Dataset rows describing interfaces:
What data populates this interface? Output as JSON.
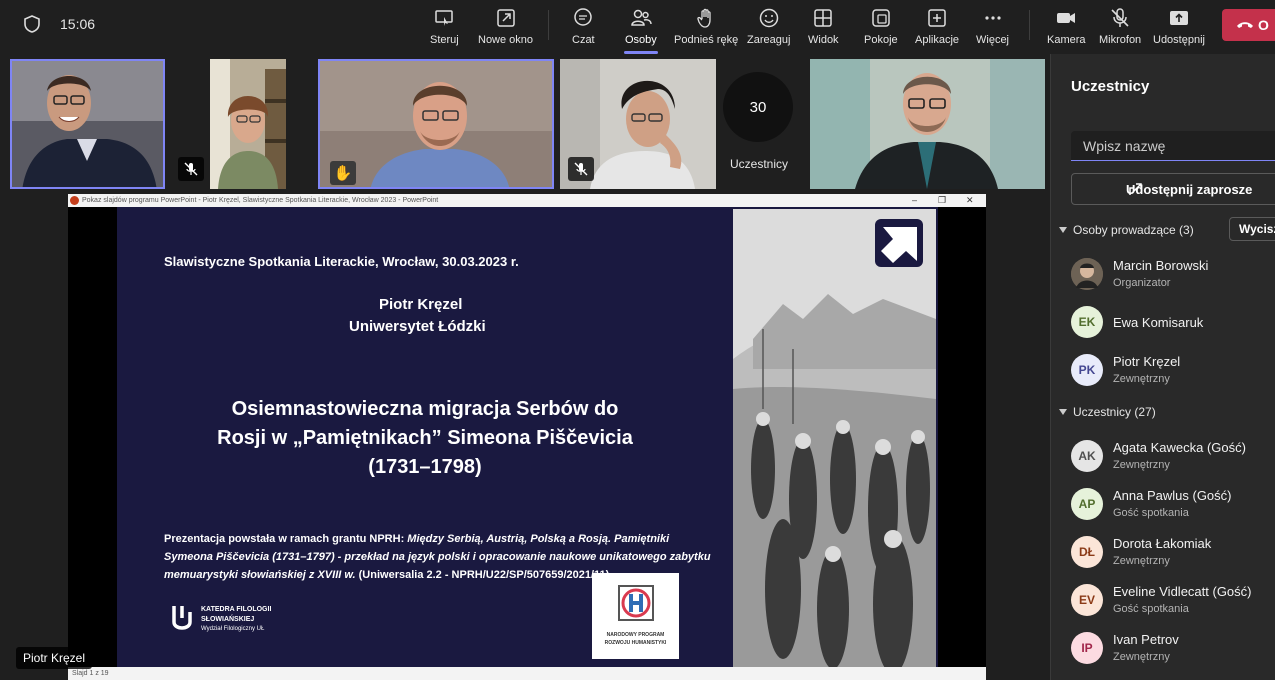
{
  "status": {
    "time": "15:06"
  },
  "toolbar": {
    "items": [
      {
        "label": "Steruj",
        "icon": "share-control-icon"
      },
      {
        "label": "Nowe okno",
        "icon": "new-window-icon"
      },
      {
        "label": "Czat",
        "icon": "chat-icon"
      },
      {
        "label": "Osoby",
        "icon": "people-icon"
      },
      {
        "label": "Podnieś rękę",
        "icon": "raise-hand-icon"
      },
      {
        "label": "Zareaguj",
        "icon": "react-icon"
      },
      {
        "label": "Widok",
        "icon": "view-icon"
      },
      {
        "label": "Pokoje",
        "icon": "rooms-icon"
      },
      {
        "label": "Aplikacje",
        "icon": "apps-icon"
      },
      {
        "label": "Więcej",
        "icon": "more-icon"
      },
      {
        "label": "Kamera",
        "icon": "camera-icon"
      },
      {
        "label": "Mikrofon",
        "icon": "mic-off-icon"
      },
      {
        "label": "Udostępnij",
        "icon": "share-icon"
      }
    ],
    "leave_label": "O"
  },
  "video": {
    "counter_value": "30",
    "counter_label": "Uczestnicy"
  },
  "share": {
    "window_title": "Pokaz slajdów programu PowerPoint  -  Piotr Kręzel, Slawistyczne Spotkania Literackie, Wrocław 2023 - PowerPoint",
    "slide_counter": "Slajd 1 z 19",
    "presenter_tag": "Piotr Kręzel"
  },
  "slide": {
    "event": "Slawistyczne Spotkania Literackie, Wrocław, 30.03.2023 r.",
    "author": "Piotr Kręzel",
    "affiliation": "Uniwersytet Łódzki",
    "title_line1": "Osiemnastowieczna migracja Serbów do",
    "title_line2": "Rosji w „Pamiętnikach” Simeona Piščevicia",
    "title_line3": "(1731–1798)",
    "grant_prefix": "Prezentacja powstała w ramach grantu NPRH: ",
    "grant_italic": "Między Serbią, Austrią, Polską a Rosją. Pamiętniki Symeona Piščevicia (1731–1797) - przekład na język polski i opracowanie naukowe unikatowego zabytku memuarystyki słowiańskiej z XVIII w.",
    "grant_suffix": " (Uniwersalia 2.2 - NPRH/U22/SP/507659/2021/11)",
    "dept_line1": "KATEDRA FILOLOGII",
    "dept_line2": "SŁOWIAŃSKIEJ",
    "dept_line3": "Wydział Filologiczny UŁ",
    "nprh_line1": "NARODOWY PROGRAM",
    "nprh_line2": "ROZWOJU HUMANISTYKI"
  },
  "panel": {
    "title": "Uczestnicy",
    "search_placeholder": "Wpisz nazwę",
    "invite_label": "Udostępnij zaprosze",
    "organizers_header": "Osoby prowadzące (3)",
    "mute_all_label": "Wycisz",
    "attendees_header": "Uczestnicy (27)",
    "organizers": [
      {
        "initials": "",
        "name": "Marcin Borowski",
        "role": "Organizator"
      },
      {
        "initials": "EK",
        "name": "Ewa Komisaruk",
        "role": ""
      },
      {
        "initials": "PK",
        "name": "Piotr Kręzel",
        "role": "Zewnętrzny"
      }
    ],
    "attendees": [
      {
        "initials": "AK",
        "name": "Agata Kawecka (Gość)",
        "role": "Zewnętrzny"
      },
      {
        "initials": "AP",
        "name": "Anna Pawlus (Gość)",
        "role": "Gość spotkania"
      },
      {
        "initials": "DŁ",
        "name": "Dorota Łakomiak",
        "role": "Zewnętrzny"
      },
      {
        "initials": "EV",
        "name": "Eveline Vidlecatt (Gość)",
        "role": "Gość spotkania"
      },
      {
        "initials": "IP",
        "name": "Ivan Petrov",
        "role": "Zewnętrzny"
      }
    ]
  }
}
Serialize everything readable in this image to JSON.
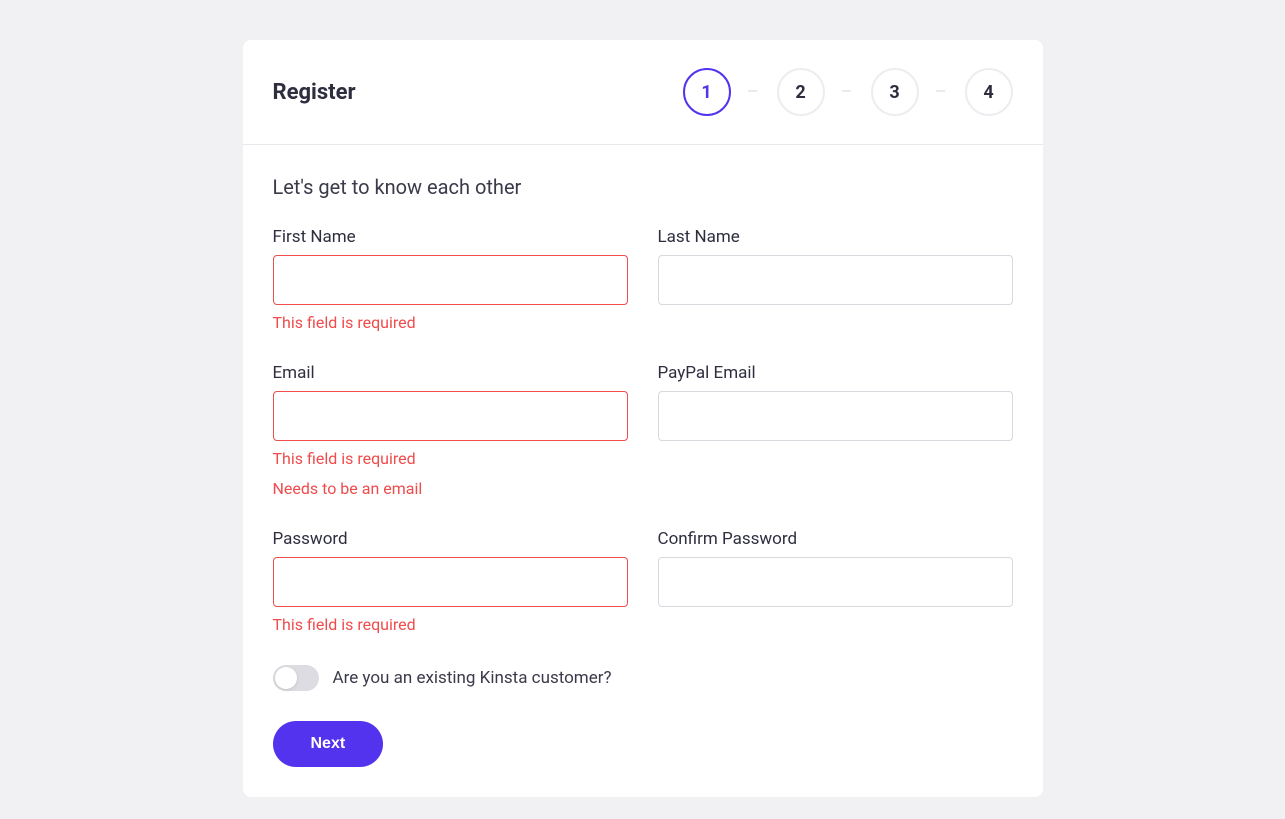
{
  "title": "Register",
  "steps": [
    "1",
    "2",
    "3",
    "4"
  ],
  "subheading": "Let's get to know each other",
  "fields": {
    "first_name": {
      "label": "First Name",
      "value": "",
      "errors": [
        "This field is required"
      ]
    },
    "last_name": {
      "label": "Last Name",
      "value": ""
    },
    "email": {
      "label": "Email",
      "value": "",
      "errors": [
        "This field is required",
        "Needs to be an email"
      ]
    },
    "paypal_email": {
      "label": "PayPal Email",
      "value": ""
    },
    "password": {
      "label": "Password",
      "value": "",
      "errors": [
        "This field is required"
      ]
    },
    "confirm_password": {
      "label": "Confirm Password",
      "value": ""
    }
  },
  "toggle": {
    "label": "Are you an existing Kinsta customer?",
    "checked": false
  },
  "next_button": "Next",
  "colors": {
    "accent": "#5333ed",
    "error": "#ef4c4c"
  }
}
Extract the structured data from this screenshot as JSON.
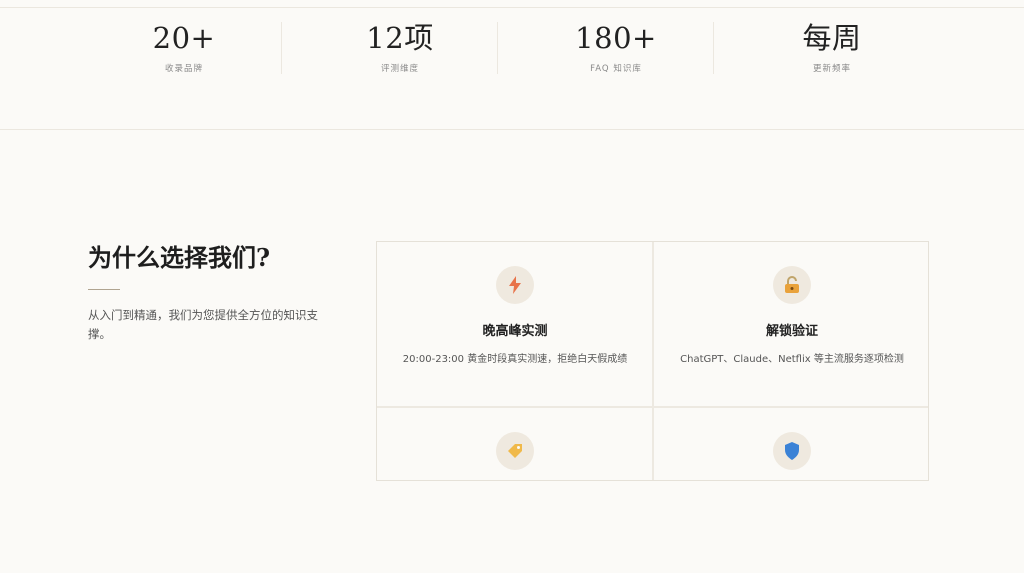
{
  "stats": [
    {
      "value": "20+",
      "label": "收录品牌"
    },
    {
      "value": "12项",
      "label": "评测维度"
    },
    {
      "value": "180+",
      "label": "FAQ 知识库"
    },
    {
      "value": "每周",
      "label": "更新频率"
    }
  ],
  "why": {
    "title": "为什么选择我们?",
    "description": "从入门到精通，我们为您提供全方位的知识支撑。"
  },
  "features": [
    {
      "icon": "lightning-icon",
      "title": "晚高峰实测",
      "desc": "20:00-23:00 黄金时段真实测速，拒绝白天假成绩"
    },
    {
      "icon": "unlock-icon",
      "title": "解锁验证",
      "desc": "ChatGPT、Claude、Netflix 等主流服务逐项检测"
    },
    {
      "icon": "tag-icon",
      "title": "",
      "desc": ""
    },
    {
      "icon": "shield-icon",
      "title": "",
      "desc": ""
    }
  ],
  "colors": {
    "background": "#fbfaf7",
    "accent": "#e8734a",
    "icon_bg": "#efe9df"
  }
}
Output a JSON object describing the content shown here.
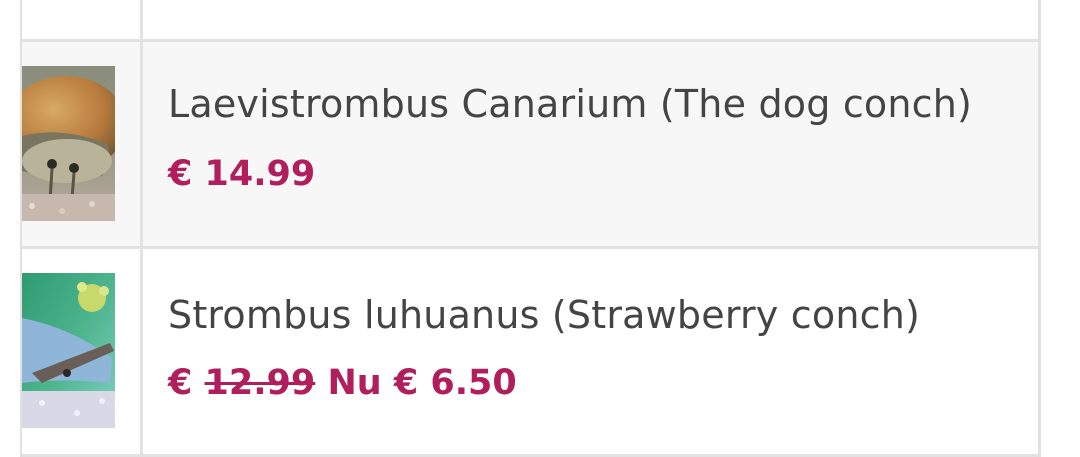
{
  "products": [
    {
      "name": "Laevistrombus Canarium (The dog conch)",
      "currency": "€",
      "price": "14.99"
    },
    {
      "name": "Strombus luhuanus (Strawberry conch)",
      "currency": "€",
      "old_price": "12.99",
      "sale_label": "Nu",
      "sale_currency": "€",
      "sale_price": "6.50"
    }
  ]
}
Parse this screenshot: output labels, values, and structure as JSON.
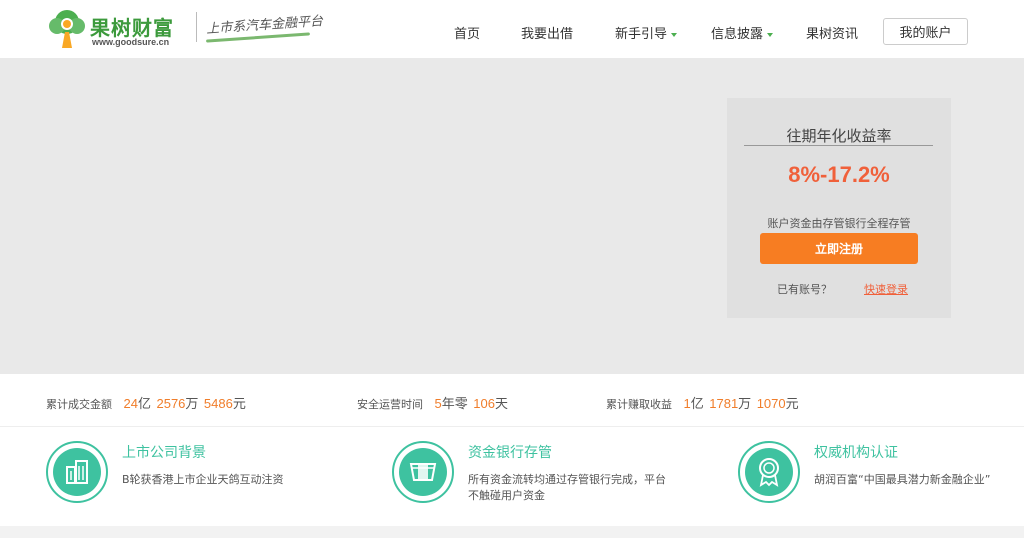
{
  "header": {
    "logo_name": "果树财富",
    "logo_url": "www.goodsure.cn",
    "slogan": "上市系汽车金融平台",
    "nav": [
      {
        "label": "首页",
        "has_caret": false
      },
      {
        "label": "我要出借",
        "has_caret": false
      },
      {
        "label": "新手引导",
        "has_caret": true
      },
      {
        "label": "信息披露",
        "has_caret": true
      },
      {
        "label": "果树资讯",
        "has_caret": false
      }
    ],
    "account_label": "我的账户"
  },
  "panel": {
    "title": "往期年化收益率",
    "rate": "8%-17.2%",
    "note": "账户资金由存管银行全程存管",
    "register_label": "立即注册",
    "have_account": "已有账号？",
    "login_label": "快速登录"
  },
  "stats": [
    {
      "label": "累计成交金额",
      "parts": [
        [
          "24",
          "亿"
        ],
        [
          "2576",
          "万"
        ],
        [
          "5486",
          "元"
        ]
      ]
    },
    {
      "label": "安全运营时间",
      "parts": [
        [
          "5",
          "年零"
        ],
        [
          "106",
          "天"
        ]
      ]
    },
    {
      "label": "累计赚取收益",
      "parts": [
        [
          "1",
          "亿"
        ],
        [
          "1781",
          "万"
        ],
        [
          "1070",
          "元"
        ]
      ]
    }
  ],
  "features": [
    {
      "title": "上市公司背景",
      "desc": "B轮获香港上市企业天鸽互动注资",
      "icon": "building-icon"
    },
    {
      "title": "资金银行存管",
      "desc": "所有资金流转均通过存管银行完成，平台不触碰用户资金",
      "icon": "bank-card-icon"
    },
    {
      "title": "权威机构认证",
      "desc": "胡润百富“中国最具潜力新金融企业”",
      "icon": "award-badge-icon"
    }
  ],
  "colors": {
    "brand_green": "#3c9a3c",
    "accent_orange": "#f77d22",
    "rate_red": "#f0603a",
    "feature_teal": "#3ec2a0",
    "banner_bg": "#e9e9e9"
  }
}
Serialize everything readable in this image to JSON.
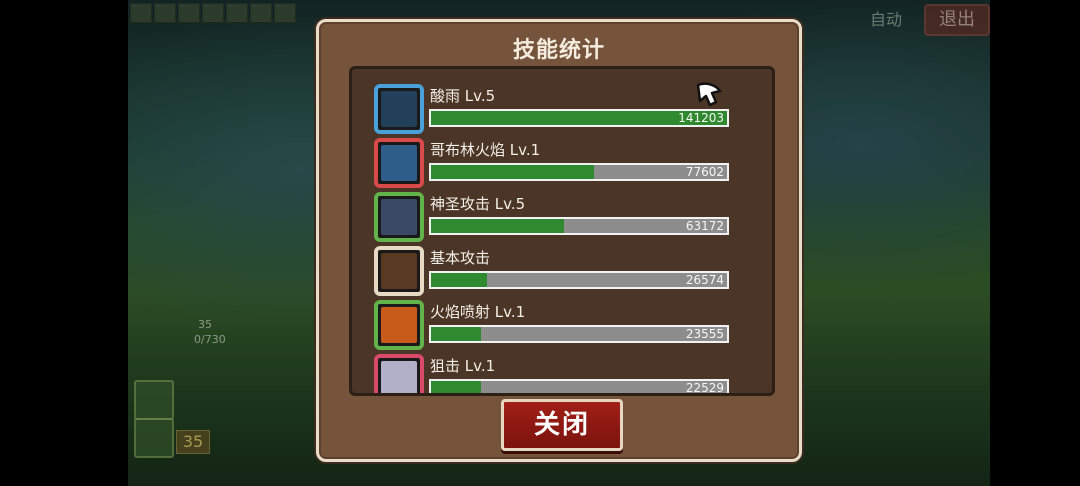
{
  "game": {
    "exit_label": "退出",
    "corner_label": "自动",
    "level_badge": "35",
    "stat_small_1": "35",
    "stat_small_2": "0/730"
  },
  "dialog": {
    "title": "技能统计",
    "close_label": "关闭"
  },
  "skills": [
    {
      "name": "酸雨 Lv.5",
      "damage": "141203",
      "fill_fraction": 1.0,
      "frame_color": "#4aa0d8",
      "icon": "acid-rain-icon"
    },
    {
      "name": "哥布林火焰 Lv.1",
      "damage": "77602",
      "fill_fraction": 0.55,
      "frame_color": "#d94a4a",
      "icon": "goblin-flame-icon"
    },
    {
      "name": "神圣攻击 Lv.5",
      "damage": "63172",
      "fill_fraction": 0.45,
      "frame_color": "#62b34a",
      "icon": "holy-attack-icon"
    },
    {
      "name": "基本攻击",
      "damage": "26574",
      "fill_fraction": 0.19,
      "frame_color": "#e8d9c2",
      "icon": "basic-attack-icon"
    },
    {
      "name": "火焰喷射 Lv.1",
      "damage": "23555",
      "fill_fraction": 0.17,
      "frame_color": "#62b34a",
      "icon": "flamethrower-icon"
    },
    {
      "name": "狙击 Lv.1",
      "damage": "22529",
      "fill_fraction": 0.17,
      "frame_color": "#d94a6a",
      "icon": "snipe-icon"
    }
  ]
}
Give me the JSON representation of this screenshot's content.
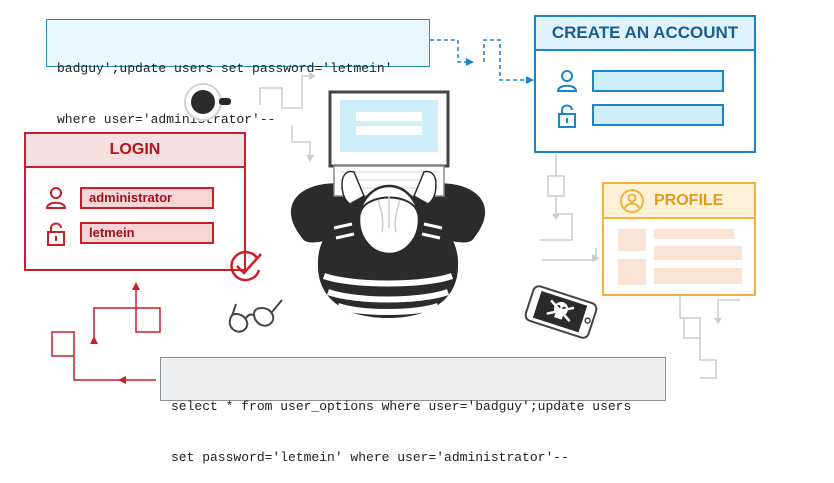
{
  "code_top": {
    "line1": "badguy';update users set password='letmein'",
    "line2": "where user='administrator'--"
  },
  "code_bottom": {
    "line1": "select * from user_options where user='badguy';update users",
    "line2": "set password='letmein' where user='administrator'--"
  },
  "create_account": {
    "title": "CREATE AN ACCOUNT",
    "username_value": "",
    "password_value": ""
  },
  "login": {
    "title": "LOGIN",
    "username_value": "administrator",
    "password_value": "letmein"
  },
  "profile": {
    "title": "PROFILE"
  },
  "colors": {
    "login_red": "#c8202a",
    "create_blue": "#1a86c7",
    "profile_orange": "#f3b136",
    "code_top_bg": "#e8f7fc",
    "code_bottom_bg": "#eceeef"
  },
  "icons": [
    "user-icon",
    "lock-icon",
    "coffee-cup-icon",
    "glasses-icon",
    "phone-skull-icon",
    "checkmark-circle-icon",
    "laptop-icon",
    "person-icon"
  ]
}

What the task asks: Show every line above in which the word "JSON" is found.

Exercise output:
What data populates this interface? Output as JSON.
Serialize everything readable in this image to JSON.
Extract the structured data from this screenshot as JSON.
Output a JSON object describing the content shown here.
Parse this screenshot: output labels, values, and structure as JSON.
Serialize everything readable in this image to JSON.
Give me the JSON representation of this screenshot's content.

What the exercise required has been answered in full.